Game Score Review: Warhammer 40,000 – Space Marine
It is no surprise that the Remote Control-ed film music landscape of feature films is also the primary music palette of video games. With so many dark chords, synth drum pads, and electronics, how does a score set itself apart from the prevalent wall of sound? By virtue of its themes. And Cris Velasco and Sascha Dikiciyan‘s muscular score for WARHAMMER 40,000: SPACE MARINE, the latest installment in the WARHAMMER franchise, excels in its thematic material.
In this third-person action game, users follow the adventures of Sergeant Sidonus, Leandros, and Captain Titus, the 2nd Company Commander of the Ultramarines, as they fight the alien Orks and the Forces of Chaos on the Forge World Graia, a planet devoted to the mass production of military ordnance, vehicles and weapons.
For such an epic world, the music “could in no way sound thin,” said Velasco and Dikiciyan in an interview with Bloody-Disgusting.com. The composers incorporate the full orchestral complement, with rousing trumpet fanfares, belching lower brass, and epic French horn rips. Though there are plenty of electronics in the score, they are used judiciously, giving the score a “larger-than-life sound.”
The main bulk of the thematic material is reserved for the Space Marines, with music characterized by Velasco and Dikiciyan as “bold and brassy.” The memorable main theme is a “simple yet strong motif” (‘Titus’ Theme’) that is not only “epic but also give(s) you a sense of honor and pride.” The long notes of the theme add to heroic grandeur of the character.[audio:warhammer1.mp3] Click Track: Titus’ Theme
Game scores like this generally succeed or fail based on the level of their action cues, and SPACE MARINE doesn’t disappoint in that arena either.
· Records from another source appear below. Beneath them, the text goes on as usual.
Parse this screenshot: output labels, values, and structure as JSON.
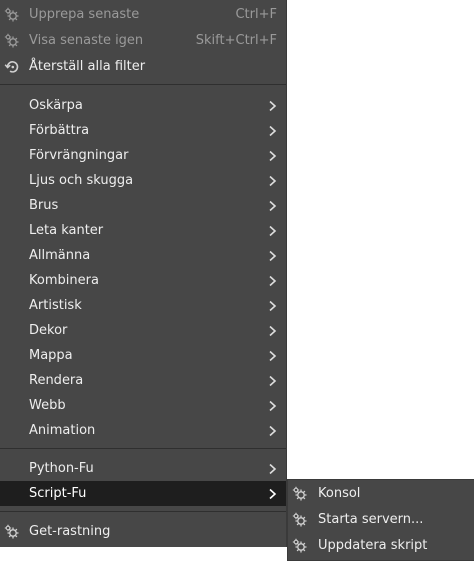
{
  "filters_menu": {
    "repeat_last": {
      "label": "Upprepa senaste",
      "shortcut": "Ctrl+F"
    },
    "reshow_last": {
      "label": "Visa senaste igen",
      "shortcut": "Skift+Ctrl+F"
    },
    "reset_all": {
      "label": "Återställ alla filter"
    },
    "categories": [
      {
        "label": "Oskärpa"
      },
      {
        "label": "Förbättra"
      },
      {
        "label": "Förvrängningar"
      },
      {
        "label": "Ljus och skugga"
      },
      {
        "label": "Brus"
      },
      {
        "label": "Leta kanter"
      },
      {
        "label": "Allmänna"
      },
      {
        "label": "Kombinera"
      },
      {
        "label": "Artistisk"
      },
      {
        "label": "Dekor"
      },
      {
        "label": "Mappa"
      },
      {
        "label": "Rendera"
      },
      {
        "label": "Webb"
      },
      {
        "label": "Animation"
      }
    ],
    "python_fu": {
      "label": "Python-Fu"
    },
    "script_fu": {
      "label": "Script-Fu"
    },
    "gegl_graph": {
      "label": "Get-rastning"
    }
  },
  "script_fu_submenu": {
    "items": [
      {
        "label": "Konsol"
      },
      {
        "label": "Starta servern..."
      },
      {
        "label": "Uppdatera skript"
      }
    ]
  },
  "colors": {
    "menu_bg": "#474747",
    "active_bg": "#1e1e1e",
    "text": "#eeeeee",
    "disabled_text": "#9a9a9a"
  }
}
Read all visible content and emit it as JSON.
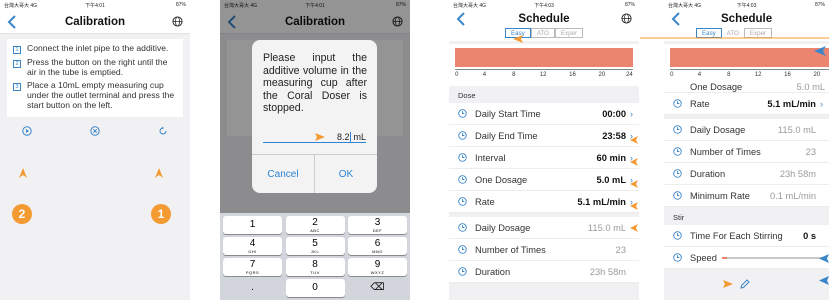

Tracks such as “Valkyrie Run” are characterized by frenetic, rhythmic ostinatos; long, heroic brass themes; and heart-pounding percussion.[audio:warhammer2.mp3] Click Track: Valkyrie Run
In addition to the requisite militaristic snare drums, the extensive percussion forces utilizes taikos, mondo toms, frame drum, shakers, and more to represent the Orks, who “are never happy unless they’re beating on something.” The Chaos demons are musicalized with dissonance and industrial sounds.
Acoustic instruments, percussion and electronic elements alike get a thorough workout. The chorus, which tends to be overused in big epic scores (video game or not) these days, is used sparingly, reserved only for the final track, “A Hero’s Legacy”. But the score isn’t all testosterone-fueled masculinity. In cues like “Against All Odds,” the rich string sonorities get a chance to shine.
Velasco and Dikiciyan seem to have taken the best aspects of contemporary masters like Zimmer and Horner and crafted a bold, rousing score that can stand right alongside with (and in many ways surpasses) today’s epic feature film scores. The score may not offer anything musically groundbreaking, but those themes and ostinati are addictive.
I’ve yet to explore the video world of the WARHAMMER franchise, which has been around for three decades. But if the visual craftsmanship is on the level of Velasco and Dikiciyan’s sonic world, it’s hammer time.